We've even had the barking mad idea of the EEC (now the EU) buying up massive stocks of produce that has been over-produced, because the subsidy system made it so, in order to try and keep the price up. I've lost count of how many "EU mountains" we've had, but do know that their was still frozen beef in storage in the EU years after the animals had been slaughtered and subsidies were still being handed out to beef producers. I'm sure the same has happened in other areas of farming, too.

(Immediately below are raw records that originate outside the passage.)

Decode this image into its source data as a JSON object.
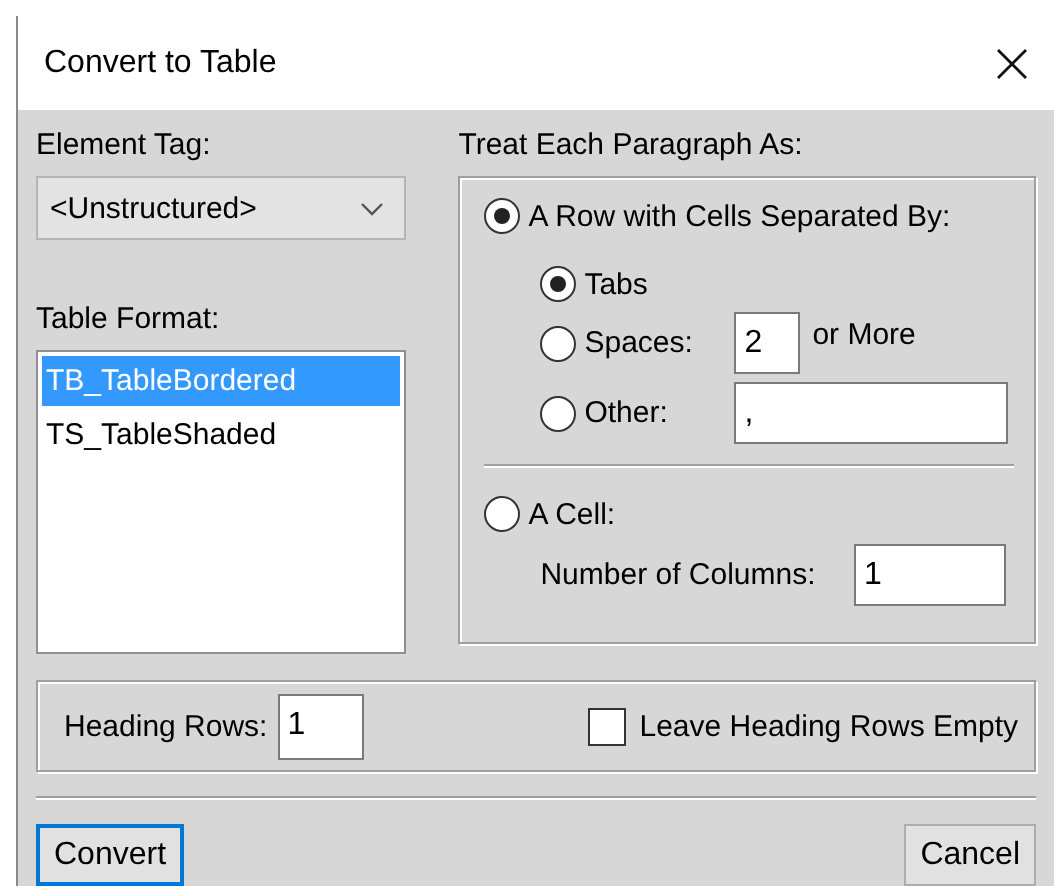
{
  "window": {
    "title": "Convert to Table"
  },
  "element_tag": {
    "label": "Element Tag:",
    "value": "<Unstructured>"
  },
  "table_format": {
    "label": "Table Format:",
    "items": [
      {
        "label": "TB_TableBordered",
        "selected": true
      },
      {
        "label": "TS_TableShaded",
        "selected": false
      }
    ]
  },
  "treat_as": {
    "label": "Treat Each Paragraph As:",
    "row": {
      "label": "A Row with Cells Separated By:",
      "selected": true,
      "separators": [
        {
          "kind": "plain",
          "label": "Tabs",
          "selected": true
        },
        {
          "kind": "count",
          "label": "Spaces:",
          "value": "2",
          "suffix": "or More",
          "selected": false
        },
        {
          "kind": "text",
          "label": "Other:",
          "value": ",",
          "selected": false
        }
      ]
    },
    "cell": {
      "label": "A Cell:",
      "selected": false,
      "columns_label": "Number of Columns:",
      "columns_value": "1"
    }
  },
  "heading": {
    "label": "Heading Rows:",
    "value": "1",
    "leave_empty": {
      "label": "Leave Heading Rows Empty",
      "checked": false
    }
  },
  "buttons": [
    {
      "label": "Convert",
      "default": true
    },
    {
      "label": "Cancel",
      "default": false
    }
  ]
}
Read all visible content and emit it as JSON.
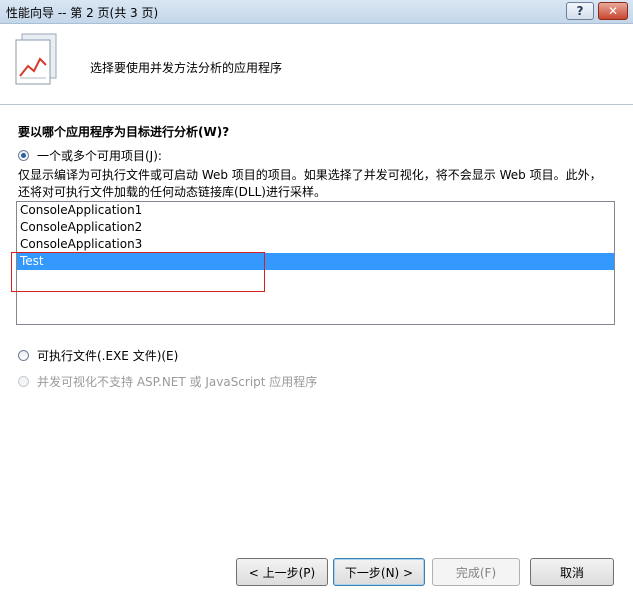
{
  "window": {
    "title": "性能向导 -- 第 2 页(共 3 页)",
    "help_label": "?",
    "close_label": "✕"
  },
  "header": {
    "title": "选择要使用并发方法分析的应用程序"
  },
  "body": {
    "question": "要以哪个应用程序为目标进行分析(W)?",
    "option_projects": {
      "label": "一个或多个可用项目(J):",
      "checked": true
    },
    "description_line1": "仅显示编译为可执行文件或可启动 Web 项目的项目。如果选择了并发可视化，将不会显示 Web 项目。此外，",
    "description_line2": "还将对可执行文件加载的任何动态链接库(DLL)进行采样。",
    "projects": [
      "ConsoleApplication1",
      "ConsoleApplication2",
      "ConsoleApplication3",
      "Test"
    ],
    "selected_project": "Test",
    "option_exe": {
      "label": "可执行文件(.EXE 文件)(E)",
      "checked": false
    },
    "option_aspnet": {
      "label": "并发可视化不支持 ASP.NET 或 JavaScript 应用程序",
      "disabled": true
    }
  },
  "footer": {
    "back_label": "< 上一步(P)",
    "next_label": "下一步(N) >",
    "finish_label": "完成(F)",
    "cancel_label": "取消"
  },
  "colors": {
    "selection": "#3399ff",
    "highlight_box": "#d42020"
  }
}
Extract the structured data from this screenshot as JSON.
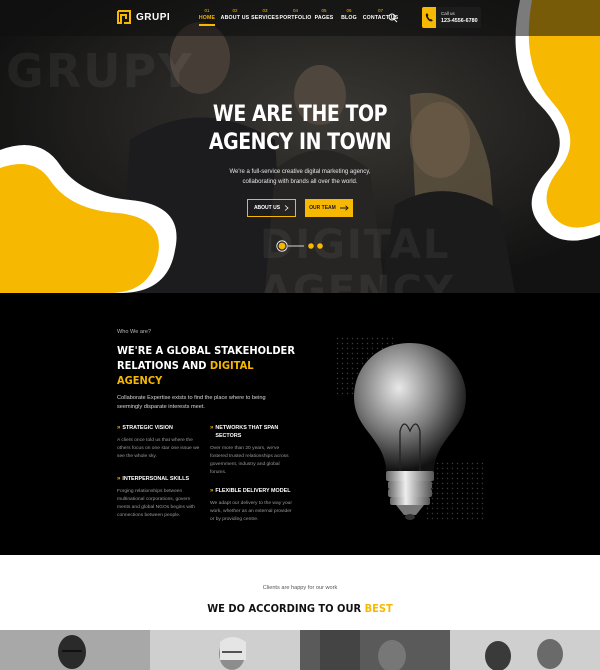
{
  "brand": {
    "logo_text": "GRUPI",
    "accent_color": "#f7b801"
  },
  "nav": {
    "items": [
      {
        "num": "01",
        "label": "HOME",
        "active": true
      },
      {
        "num": "02",
        "label": "ABOUT US"
      },
      {
        "num": "03",
        "label": "SERVICES"
      },
      {
        "num": "04",
        "label": "PORTFOLIO"
      },
      {
        "num": "05",
        "label": "PAGES"
      },
      {
        "num": "06",
        "label": "BLOG"
      },
      {
        "num": "07",
        "label": "CONTACT US"
      }
    ],
    "search_icon": "search-icon",
    "call": {
      "label": "Call us",
      "number": "123-4556-6780",
      "icon": "phone-icon"
    }
  },
  "hero": {
    "watermark_top": "GRUPY",
    "watermark_bottom": "DIGITAL AGENCY",
    "title_line1": "WE ARE THE TOP",
    "title_line2": "AGENCY IN TOWN",
    "subtitle_line1": "We're a full-service creative digital marketing agency,",
    "subtitle_line2": "collaborating with brands all over the world.",
    "about_button": "ABOUT US",
    "team_button": "OUR TEAM"
  },
  "about": {
    "eyebrow": "Who We are?",
    "heading_line1": "WE'RE A GLOBAL STAKEHOLDER",
    "heading_line2_plain": "RELATIONS AND ",
    "heading_line2_accent": "DIGITAL",
    "heading_line3_accent": "AGENCY",
    "desc_line1": "Collaborate Expertise exists to find the place where to being",
    "desc_line2": "seemingly disparate interests meet.",
    "features": [
      {
        "title": [
          "STRATEGIC VISION"
        ],
        "text": [
          "A client once told us that where the",
          "others focus on one star one issue we",
          "see the whole sky."
        ]
      },
      {
        "title": [
          "NETWORKS THAT SPAN",
          "SECTORS"
        ],
        "text": [
          "Over more than 20 years, we've",
          "fostered trusted relationships across",
          "government, industry and global",
          "forums."
        ]
      },
      {
        "title": [
          "INTERPERSONAL SKILLS"
        ],
        "text": [
          "Forging relationships between",
          "multinational corporations, govern",
          "ments and global NGOs begins with",
          "connections between people."
        ]
      },
      {
        "title": [
          "FLEXIBLE DELIVERY MODEL"
        ],
        "text": [
          "We adapt our delivery to the way your",
          "work, whether as an external provider",
          "or by providing centre."
        ]
      }
    ]
  },
  "clients": {
    "eyebrow": "Clients are happy for our work",
    "title_plain": "WE DO ACCORDING TO OUR ",
    "title_accent": "BEST"
  }
}
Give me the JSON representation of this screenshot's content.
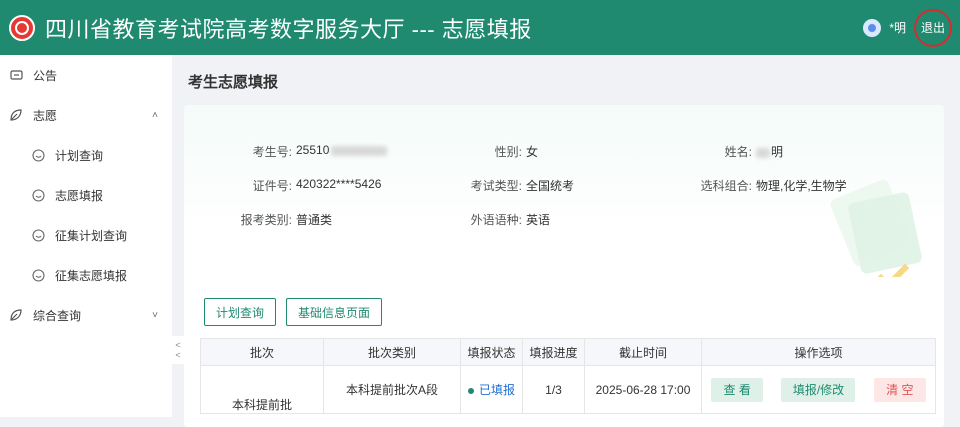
{
  "header": {
    "title": "四川省教育考试院高考数字服务大厅 --- 志愿填报",
    "username": "*明",
    "logout": "退出"
  },
  "sidebar": {
    "items": [
      {
        "label": "公告"
      },
      {
        "label": "志愿"
      },
      {
        "label": "计划查询"
      },
      {
        "label": "志愿填报"
      },
      {
        "label": "征集计划查询"
      },
      {
        "label": "征集志愿填报"
      },
      {
        "label": "综合查询"
      }
    ],
    "toggle_glyphs": "‹ ‹"
  },
  "page": {
    "title": "考生志愿填报"
  },
  "info": {
    "exam_no_label": "考生号:",
    "exam_no_value": "25510",
    "gender_label": "性别:",
    "gender_value": "女",
    "name_label": "姓名:",
    "name_value": "明",
    "id_label": "证件号:",
    "id_value": "420322****5426",
    "exam_type_label": "考试类型:",
    "exam_type_value": "全国统考",
    "subjects_label": "选科组合:",
    "subjects_value": "物理,化学,生物学",
    "category_label": "报考类别:",
    "category_value": "普通类",
    "language_label": "外语语种:",
    "language_value": "英语"
  },
  "actions": {
    "plan_query": "计划查询",
    "basic_info": "基础信息页面"
  },
  "table": {
    "headers": [
      "批次",
      "批次类别",
      "填报状态",
      "填报进度",
      "截止时间",
      "操作选项"
    ],
    "rows": [
      {
        "batch": "本科提前批",
        "category": "本科提前批次A段",
        "status": "已填报",
        "progress": "1/3",
        "deadline": "2025-06-28 17:00",
        "ops": [
          "查 看",
          "填报/修改",
          "清 空"
        ]
      }
    ]
  },
  "colors": {
    "brand": "#1f8a70",
    "logout_ring": "#d32f2f",
    "status_link": "#1f6fd1",
    "danger": "#e05555"
  }
}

I know farmers who would genuinely like to try and improve the environment around the productive land, and years ago got involved in a tree planting scheme. The idea was to try and recreate a deciduous mixed woodland, with a natural-looking arrangement of trees. The money for the saplings came in part from the EU, but with strings attached. There was a stipulation that each sapling had to be planted a set distance from every other one. Whatever way you looked at this you had to create a grid of trees, in uniform rows. It ended up being a hopeless natural "woodland" habitat, because the even planting created large voids and weeds and brambles quickly took over in these voids and stopped a lot of the saplings from thriving. For around three years a small team of volunteers would go around trying to clear the brambles etc away, but eventually the farmer who owned the land declared the project a failure and ploughed it up, so he could sow whatever the best subsidised crop was that year..................
I watched the first of the programmes on the history of the EU and Britain's attempts to join last night (http://www.bbc.co.uk...an-island-apart ). It was interesting because I remembered clearly the speeches by Enoch Powell and Tony Benn, but I hadn't realised that the original idea was supported by Churchill and included the aim of forming a Federal Europe. The high point of the programme for me was the snippet from an interview with Ted Heath that had been conducted around 20 years ago. He was seriously unhappy at the Eurosceptics, even all those years later, and pretty much openly admitted that members of the opposition had been, in effect, bribed to pass the bill that accepted our entry to the EEC. It was also fascinating to see DeGaulle, just as I remembered, although I seem to recall newspaper headlines from the early 60's with just the single word "NON!" above a photo of DeGaulle.
I have to say that my opinion of Heath was not improved by seeing him again. I can still remember the complete mess he made of trying to control inflation by creating more inflation. I was a baby scientist, being sponsored through university by the Scientific Civil Service, and for around a year under the Heath government we had a cost of living allowance (COLA) added to our salary each month. If the retail price index rose by 1% in any month, we'd get a 1% of salary COLA addition. In my case my sponsored student salary rose from £480 a year to £560 a year in the space of 9 months...................
Edited by jsharris, 13 April 2016 - 11:04 AM.
Posted 13 April 2016 - 11:44 AM
And just checked that the wife recorded last night's programme. She hadn't, so thanks for the link, I'll watch it on iplayer after lunch.
Posted 13 April 2016 - 04:39 PM
I think they may have funded some of the research at Durham that led to the Pickering project.